5 phishing attack methods every business should know in 2020
There was a time when the main tech-based worry for any business were viruses. Large companies spent thousands of dollars on antivirus software, while those that didn’t paid the price when one of their client machines became infected, crippling their infrastructure and effectively grinding the whole operation to a screeching halt. In the modern era, pretty much every computer terminal you can buy comes with some sort of virus protection, which tends to do a pretty decent job so long as the security patches are installed promptly on all machines across the business.
In addition, companies are also taking advantage of the internet. Many now have various components of their infrastructure such as workstations, servers, and web applications that are connected online. Hackers try to breach company networks by exploiting these components. Fortunately, their attempts are now easily thwarted by the use of web application firewalls (WAF) which can block malicious traffic and unauthorized requests sent to these devices.
This doesn’t mean that IT departments can rest on their laurels though, as a new threat has emerged over the last decade or so, that is equally as devastating if deployed correctly, but this threat doesn’t target weaknesses in coding, but rather weaknesses in us, the human being. That threat is phishing.
So, how do phishing attacks work? Well, rather than a program (virus) being installed on a computer, phishing relies on the weakest chink in the armor of any workplace, which is unfortunately, the workforce. Human beings are notoriously easy to fool (we are only human after all), and as such a phishing attack aims to lure a member of staff into a false sense of security, and allow a cybercriminal access into areas of a business they should not be privy to, resulting in loss of money and/or data. It can take many forms but detailed below are the 5 types to watch out for in particular, if you wish to avoid such falling victim to such a crime.
Email (or spear) phishing
Email phishing is probably the most common and least sophisticated version of phishing currently employed by cybergangs. A simple example of how this works would be that the accounts department receives an email from what looks like a regular supplier asking to be paid. The email looks authentic to the untrained eye, but in fact from a similar looking email account that has been registered by a cybercriminal. With only a letter or two different from the legitimate address, an unsuspecting employee might now follow the instructions within the email, signing into what looks like a payment website, but instead has just handed over the company banking details to someone they do not know.
Smishing and Vishing
Smishing, is similar to email phishing, but the deception takes places within a text message rather than an email. The idea behind the act remains the same, luring an employee into a false sense of security, and directing them to a website where sensitive information will be stolen. Vishing is the exact same technique but deployed via a telephone call.
Whaling is targeted at employees, with the aim of making them panic and act quickly rather than thinking things through properly. It takes the form of imitating a high ranking employee or CEO. When an email comes through to a low ranking employee pertaining to be from 'the boss', they tend to act quickly. A simple "I need you to pay this parking ticket for me right now" is often all that is needed to fool someone into clicking a link they really shouldn’t be clicking. A particularly popular ruse is to ask for a tax return to be sent over, which obviously will contain a huge amount of data that a cybercriminal can leverage to great effect.
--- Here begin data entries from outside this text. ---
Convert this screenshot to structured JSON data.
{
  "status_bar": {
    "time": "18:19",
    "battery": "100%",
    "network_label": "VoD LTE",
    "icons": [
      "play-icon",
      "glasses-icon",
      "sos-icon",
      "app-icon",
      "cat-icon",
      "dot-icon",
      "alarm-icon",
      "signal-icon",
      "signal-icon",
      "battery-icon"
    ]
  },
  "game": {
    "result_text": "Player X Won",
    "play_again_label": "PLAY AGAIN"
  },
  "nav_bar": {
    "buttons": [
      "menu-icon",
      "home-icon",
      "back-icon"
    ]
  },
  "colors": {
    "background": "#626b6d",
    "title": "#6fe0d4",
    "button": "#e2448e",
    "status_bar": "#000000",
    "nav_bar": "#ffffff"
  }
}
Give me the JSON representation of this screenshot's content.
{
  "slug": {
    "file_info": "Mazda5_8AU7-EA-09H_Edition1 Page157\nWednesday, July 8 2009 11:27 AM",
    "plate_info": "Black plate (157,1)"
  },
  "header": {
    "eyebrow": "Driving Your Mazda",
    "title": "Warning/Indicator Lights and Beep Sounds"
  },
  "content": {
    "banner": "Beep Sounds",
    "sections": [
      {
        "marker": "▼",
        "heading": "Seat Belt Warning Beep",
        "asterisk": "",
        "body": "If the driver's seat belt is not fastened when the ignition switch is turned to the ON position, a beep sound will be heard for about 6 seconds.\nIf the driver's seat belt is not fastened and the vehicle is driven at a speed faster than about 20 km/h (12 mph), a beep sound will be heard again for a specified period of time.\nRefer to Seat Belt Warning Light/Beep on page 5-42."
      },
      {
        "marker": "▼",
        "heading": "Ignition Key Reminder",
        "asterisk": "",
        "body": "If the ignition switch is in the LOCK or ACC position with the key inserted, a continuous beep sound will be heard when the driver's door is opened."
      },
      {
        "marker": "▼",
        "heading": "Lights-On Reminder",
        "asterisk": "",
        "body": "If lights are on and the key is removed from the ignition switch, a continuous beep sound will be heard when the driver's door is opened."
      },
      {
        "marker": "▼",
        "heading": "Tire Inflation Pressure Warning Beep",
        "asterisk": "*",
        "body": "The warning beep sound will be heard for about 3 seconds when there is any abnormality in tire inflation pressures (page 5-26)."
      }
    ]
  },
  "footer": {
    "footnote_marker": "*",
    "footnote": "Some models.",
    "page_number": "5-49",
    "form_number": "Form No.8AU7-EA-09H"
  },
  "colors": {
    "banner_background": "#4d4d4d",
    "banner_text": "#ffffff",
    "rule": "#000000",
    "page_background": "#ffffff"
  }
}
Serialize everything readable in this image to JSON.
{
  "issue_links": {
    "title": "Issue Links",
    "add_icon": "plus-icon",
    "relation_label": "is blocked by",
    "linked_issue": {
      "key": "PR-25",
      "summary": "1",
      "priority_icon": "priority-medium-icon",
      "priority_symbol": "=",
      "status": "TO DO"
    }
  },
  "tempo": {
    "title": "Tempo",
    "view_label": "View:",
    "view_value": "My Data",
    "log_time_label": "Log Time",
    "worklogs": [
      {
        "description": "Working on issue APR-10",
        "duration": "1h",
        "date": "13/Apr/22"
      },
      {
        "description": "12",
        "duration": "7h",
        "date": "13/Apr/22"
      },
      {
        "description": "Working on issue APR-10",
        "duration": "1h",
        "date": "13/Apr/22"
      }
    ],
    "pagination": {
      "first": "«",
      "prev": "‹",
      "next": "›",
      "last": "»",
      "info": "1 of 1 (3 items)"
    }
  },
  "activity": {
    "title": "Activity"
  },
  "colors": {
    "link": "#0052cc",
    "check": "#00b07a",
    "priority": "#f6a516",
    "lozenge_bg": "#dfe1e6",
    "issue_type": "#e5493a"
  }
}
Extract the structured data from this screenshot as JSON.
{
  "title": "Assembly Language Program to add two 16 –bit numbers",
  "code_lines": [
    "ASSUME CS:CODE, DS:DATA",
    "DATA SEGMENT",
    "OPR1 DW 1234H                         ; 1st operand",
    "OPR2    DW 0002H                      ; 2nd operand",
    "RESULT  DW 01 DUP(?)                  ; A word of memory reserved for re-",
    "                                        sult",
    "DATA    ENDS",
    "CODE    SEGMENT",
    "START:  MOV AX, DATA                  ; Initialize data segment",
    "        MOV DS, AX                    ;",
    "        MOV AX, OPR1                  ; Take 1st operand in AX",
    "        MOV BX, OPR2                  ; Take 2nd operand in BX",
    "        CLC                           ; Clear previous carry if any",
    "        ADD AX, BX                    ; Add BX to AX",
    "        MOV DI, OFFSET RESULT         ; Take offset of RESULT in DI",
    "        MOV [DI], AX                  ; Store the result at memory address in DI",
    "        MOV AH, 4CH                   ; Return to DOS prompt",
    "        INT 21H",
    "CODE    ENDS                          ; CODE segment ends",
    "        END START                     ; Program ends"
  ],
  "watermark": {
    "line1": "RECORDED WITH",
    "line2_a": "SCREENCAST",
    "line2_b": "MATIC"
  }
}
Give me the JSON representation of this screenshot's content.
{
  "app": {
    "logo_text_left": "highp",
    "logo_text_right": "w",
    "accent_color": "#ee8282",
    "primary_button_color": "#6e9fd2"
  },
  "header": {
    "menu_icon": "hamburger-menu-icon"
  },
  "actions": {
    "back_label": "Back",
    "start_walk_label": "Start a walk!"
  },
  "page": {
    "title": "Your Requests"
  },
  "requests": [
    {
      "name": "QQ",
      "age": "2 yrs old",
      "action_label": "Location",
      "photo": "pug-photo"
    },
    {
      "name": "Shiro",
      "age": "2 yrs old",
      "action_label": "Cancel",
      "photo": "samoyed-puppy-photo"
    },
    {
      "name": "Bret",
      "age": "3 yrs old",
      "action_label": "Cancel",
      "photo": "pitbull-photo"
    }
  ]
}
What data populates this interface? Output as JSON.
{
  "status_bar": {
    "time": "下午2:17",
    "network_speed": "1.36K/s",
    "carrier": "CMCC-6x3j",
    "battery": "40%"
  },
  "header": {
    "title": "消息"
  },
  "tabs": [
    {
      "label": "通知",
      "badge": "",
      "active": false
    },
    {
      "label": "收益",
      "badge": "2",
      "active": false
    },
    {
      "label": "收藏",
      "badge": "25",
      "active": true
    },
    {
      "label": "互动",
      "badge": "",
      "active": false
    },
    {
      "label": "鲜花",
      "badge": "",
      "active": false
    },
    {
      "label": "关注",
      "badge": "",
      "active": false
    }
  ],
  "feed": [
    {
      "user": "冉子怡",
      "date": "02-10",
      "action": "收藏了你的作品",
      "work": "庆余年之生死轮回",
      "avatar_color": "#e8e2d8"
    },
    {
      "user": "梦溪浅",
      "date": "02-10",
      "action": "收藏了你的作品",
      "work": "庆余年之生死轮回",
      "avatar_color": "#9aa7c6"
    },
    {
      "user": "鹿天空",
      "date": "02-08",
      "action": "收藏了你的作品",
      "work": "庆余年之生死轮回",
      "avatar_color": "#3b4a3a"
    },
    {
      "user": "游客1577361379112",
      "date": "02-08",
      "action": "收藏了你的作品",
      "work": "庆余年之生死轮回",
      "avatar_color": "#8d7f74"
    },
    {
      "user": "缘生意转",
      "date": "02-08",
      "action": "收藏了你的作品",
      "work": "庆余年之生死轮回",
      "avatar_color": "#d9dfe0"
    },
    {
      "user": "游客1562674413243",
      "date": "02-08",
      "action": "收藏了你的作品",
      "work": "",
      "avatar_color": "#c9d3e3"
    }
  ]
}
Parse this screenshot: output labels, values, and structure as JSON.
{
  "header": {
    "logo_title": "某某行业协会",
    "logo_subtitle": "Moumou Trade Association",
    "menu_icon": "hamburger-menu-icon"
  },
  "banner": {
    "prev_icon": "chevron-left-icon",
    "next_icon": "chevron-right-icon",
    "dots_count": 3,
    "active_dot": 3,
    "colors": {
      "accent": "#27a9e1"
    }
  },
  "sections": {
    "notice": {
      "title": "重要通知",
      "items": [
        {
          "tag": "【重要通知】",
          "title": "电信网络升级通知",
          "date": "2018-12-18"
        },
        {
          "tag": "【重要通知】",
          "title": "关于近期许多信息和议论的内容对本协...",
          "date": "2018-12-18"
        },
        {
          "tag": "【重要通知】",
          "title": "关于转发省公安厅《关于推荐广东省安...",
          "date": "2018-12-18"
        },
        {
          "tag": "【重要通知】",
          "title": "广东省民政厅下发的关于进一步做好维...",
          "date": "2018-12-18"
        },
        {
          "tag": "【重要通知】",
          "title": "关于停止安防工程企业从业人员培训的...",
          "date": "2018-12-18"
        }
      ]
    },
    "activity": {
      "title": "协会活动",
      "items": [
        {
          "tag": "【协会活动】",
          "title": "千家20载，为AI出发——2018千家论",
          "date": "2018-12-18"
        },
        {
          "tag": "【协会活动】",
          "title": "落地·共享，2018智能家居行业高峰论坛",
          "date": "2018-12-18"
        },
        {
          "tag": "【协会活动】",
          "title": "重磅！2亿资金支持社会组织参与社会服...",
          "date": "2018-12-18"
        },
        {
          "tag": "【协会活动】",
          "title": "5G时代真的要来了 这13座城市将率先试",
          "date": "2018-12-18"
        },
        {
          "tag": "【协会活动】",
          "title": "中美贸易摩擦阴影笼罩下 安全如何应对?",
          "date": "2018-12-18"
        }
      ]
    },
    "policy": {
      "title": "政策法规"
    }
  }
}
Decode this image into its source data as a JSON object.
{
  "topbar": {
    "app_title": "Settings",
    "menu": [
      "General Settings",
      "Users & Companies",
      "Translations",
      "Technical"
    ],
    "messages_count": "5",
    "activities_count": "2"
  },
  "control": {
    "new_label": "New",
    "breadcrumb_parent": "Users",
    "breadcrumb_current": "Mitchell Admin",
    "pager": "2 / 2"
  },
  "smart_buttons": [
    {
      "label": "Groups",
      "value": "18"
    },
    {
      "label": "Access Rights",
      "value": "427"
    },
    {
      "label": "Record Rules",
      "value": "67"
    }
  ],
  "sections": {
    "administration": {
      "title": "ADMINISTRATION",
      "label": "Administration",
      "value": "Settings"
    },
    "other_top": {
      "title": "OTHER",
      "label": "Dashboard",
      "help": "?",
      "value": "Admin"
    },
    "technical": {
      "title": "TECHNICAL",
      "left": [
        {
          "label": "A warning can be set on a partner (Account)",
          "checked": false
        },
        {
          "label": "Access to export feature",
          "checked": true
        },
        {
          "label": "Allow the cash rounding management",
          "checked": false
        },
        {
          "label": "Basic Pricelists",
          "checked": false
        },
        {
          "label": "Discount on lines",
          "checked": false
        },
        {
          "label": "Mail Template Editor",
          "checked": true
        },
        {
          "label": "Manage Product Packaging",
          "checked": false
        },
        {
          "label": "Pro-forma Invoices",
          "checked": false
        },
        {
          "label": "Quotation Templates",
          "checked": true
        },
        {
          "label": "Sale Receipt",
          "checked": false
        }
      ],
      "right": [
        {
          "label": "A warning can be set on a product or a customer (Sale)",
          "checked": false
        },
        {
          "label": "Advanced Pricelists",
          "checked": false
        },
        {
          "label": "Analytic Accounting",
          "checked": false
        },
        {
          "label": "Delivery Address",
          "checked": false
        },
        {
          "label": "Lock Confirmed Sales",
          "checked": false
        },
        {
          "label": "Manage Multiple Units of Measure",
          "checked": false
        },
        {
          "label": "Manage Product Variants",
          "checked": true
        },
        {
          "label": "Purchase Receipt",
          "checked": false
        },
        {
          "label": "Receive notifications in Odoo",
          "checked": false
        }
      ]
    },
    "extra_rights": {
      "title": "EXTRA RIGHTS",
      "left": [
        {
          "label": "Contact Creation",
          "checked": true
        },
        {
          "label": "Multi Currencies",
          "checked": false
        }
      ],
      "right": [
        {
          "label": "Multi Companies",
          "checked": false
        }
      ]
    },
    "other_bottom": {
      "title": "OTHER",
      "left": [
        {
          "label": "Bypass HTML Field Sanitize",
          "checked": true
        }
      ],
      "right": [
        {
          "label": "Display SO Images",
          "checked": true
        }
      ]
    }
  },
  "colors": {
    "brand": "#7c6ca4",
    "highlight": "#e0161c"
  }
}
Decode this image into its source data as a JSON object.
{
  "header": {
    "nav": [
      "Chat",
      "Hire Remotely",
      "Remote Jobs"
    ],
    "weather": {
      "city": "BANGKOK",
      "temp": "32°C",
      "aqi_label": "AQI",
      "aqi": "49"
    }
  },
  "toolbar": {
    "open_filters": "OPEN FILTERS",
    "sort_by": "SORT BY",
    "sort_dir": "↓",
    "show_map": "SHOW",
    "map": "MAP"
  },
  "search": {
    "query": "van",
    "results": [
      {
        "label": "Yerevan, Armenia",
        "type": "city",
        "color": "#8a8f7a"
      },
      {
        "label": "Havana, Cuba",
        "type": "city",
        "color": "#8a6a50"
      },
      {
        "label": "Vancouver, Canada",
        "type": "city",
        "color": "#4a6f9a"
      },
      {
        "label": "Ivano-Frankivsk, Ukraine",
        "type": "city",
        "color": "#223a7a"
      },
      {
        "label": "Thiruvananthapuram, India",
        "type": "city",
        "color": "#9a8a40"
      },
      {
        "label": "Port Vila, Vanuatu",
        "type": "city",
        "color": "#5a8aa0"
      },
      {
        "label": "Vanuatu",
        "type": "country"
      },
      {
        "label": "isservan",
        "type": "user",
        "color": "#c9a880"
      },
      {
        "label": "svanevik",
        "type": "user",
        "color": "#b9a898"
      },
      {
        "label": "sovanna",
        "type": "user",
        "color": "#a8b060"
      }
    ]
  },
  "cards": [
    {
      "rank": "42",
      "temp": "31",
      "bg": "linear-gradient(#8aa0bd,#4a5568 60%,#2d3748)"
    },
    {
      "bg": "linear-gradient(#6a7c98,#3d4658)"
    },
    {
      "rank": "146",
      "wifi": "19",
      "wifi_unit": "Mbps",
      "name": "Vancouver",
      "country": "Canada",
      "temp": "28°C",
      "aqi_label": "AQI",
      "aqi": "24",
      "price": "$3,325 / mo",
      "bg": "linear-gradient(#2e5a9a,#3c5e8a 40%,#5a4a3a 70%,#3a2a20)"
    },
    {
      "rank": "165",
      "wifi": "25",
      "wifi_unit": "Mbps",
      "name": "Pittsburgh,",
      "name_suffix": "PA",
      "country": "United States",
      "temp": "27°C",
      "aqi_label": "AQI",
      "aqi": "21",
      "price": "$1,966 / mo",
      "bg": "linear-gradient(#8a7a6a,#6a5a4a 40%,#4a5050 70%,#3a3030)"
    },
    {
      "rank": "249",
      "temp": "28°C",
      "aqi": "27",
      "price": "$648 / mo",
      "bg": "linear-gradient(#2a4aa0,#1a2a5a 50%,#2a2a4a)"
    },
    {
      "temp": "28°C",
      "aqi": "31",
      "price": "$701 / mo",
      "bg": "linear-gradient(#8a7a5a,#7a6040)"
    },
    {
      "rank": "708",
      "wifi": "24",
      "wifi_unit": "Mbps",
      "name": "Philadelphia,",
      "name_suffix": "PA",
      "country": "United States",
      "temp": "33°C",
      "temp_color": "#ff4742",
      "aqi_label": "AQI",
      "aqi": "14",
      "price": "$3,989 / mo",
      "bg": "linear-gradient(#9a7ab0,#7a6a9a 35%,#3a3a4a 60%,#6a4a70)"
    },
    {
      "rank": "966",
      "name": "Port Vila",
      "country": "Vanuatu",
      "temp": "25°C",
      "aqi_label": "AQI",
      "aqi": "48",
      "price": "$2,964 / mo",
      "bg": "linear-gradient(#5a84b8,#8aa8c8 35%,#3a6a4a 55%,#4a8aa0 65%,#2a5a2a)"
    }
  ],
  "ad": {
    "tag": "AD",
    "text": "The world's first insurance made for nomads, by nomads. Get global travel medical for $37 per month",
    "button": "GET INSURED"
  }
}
Angler phishing is the use of social media to gain access to sensitive information in much the same manner as the other phishing types. Fake URLs and cloned websites can be put forward to a member of a company’s social media account, and trick them into divulging login details without the team member even realizing what has happened until it is too late.
Social media also plays a secondary role in phishing attacks when team members post all kinds of useful information publicly online, that cybercriminals are only too happy to take advantage of. That Facebook post about your dog may seem innocuous when you first publish it, but criminals can use that information to reset passwords for important sites that you use. If you have ever used your pet’s name, or mother’s maiden name as a backup answer to access your email, and you have also posted this information for all to see on a social media platform, you are brazenly showing the criminals your digital key is under your metaphorical doormat.
Education is the best defense
So, what is the best defense against such attacks? When it comes to phishing, there are only two options for you to combat this particular scourge. Firstly, and perhaps most importantly, you need to educate your team. A workplace that is aware of the various types of phishing out there is a team that is far better equipped to fight it. Talk to your fellow staff, explain and show them examples of such attacks, and teach them to be skeptical of anything that shows the key warning signs of phishing.
The second way businesses are fighting back against phishing attacks is with AI and machine learning. Computer programs are getting more sophisticated with each passing year, and AI and ML in particular are going from strength to strength. There are already products on the market that can warn employees that an email may not be from an official source, and we can expect these programs to get better as we (the employee) and they (the AI) gain further experience with phishing attacks.
For now, a phishing detector email client plug-in and a well-versed employee in the obvious warning signs is the best way for small teams to prevent a devastating phishing attack. "Knowledge is power", or so the saying goes, and as such make sure your company is as powerful as it can be when it comes to the threat of phishing, in any of its variants.
Peter Davidson works as a senior business associate helping brands and start ups to make efficient business decisions and plan proper business strategies. He is a big gadget freak who loves to share his views on latest technologies and applications.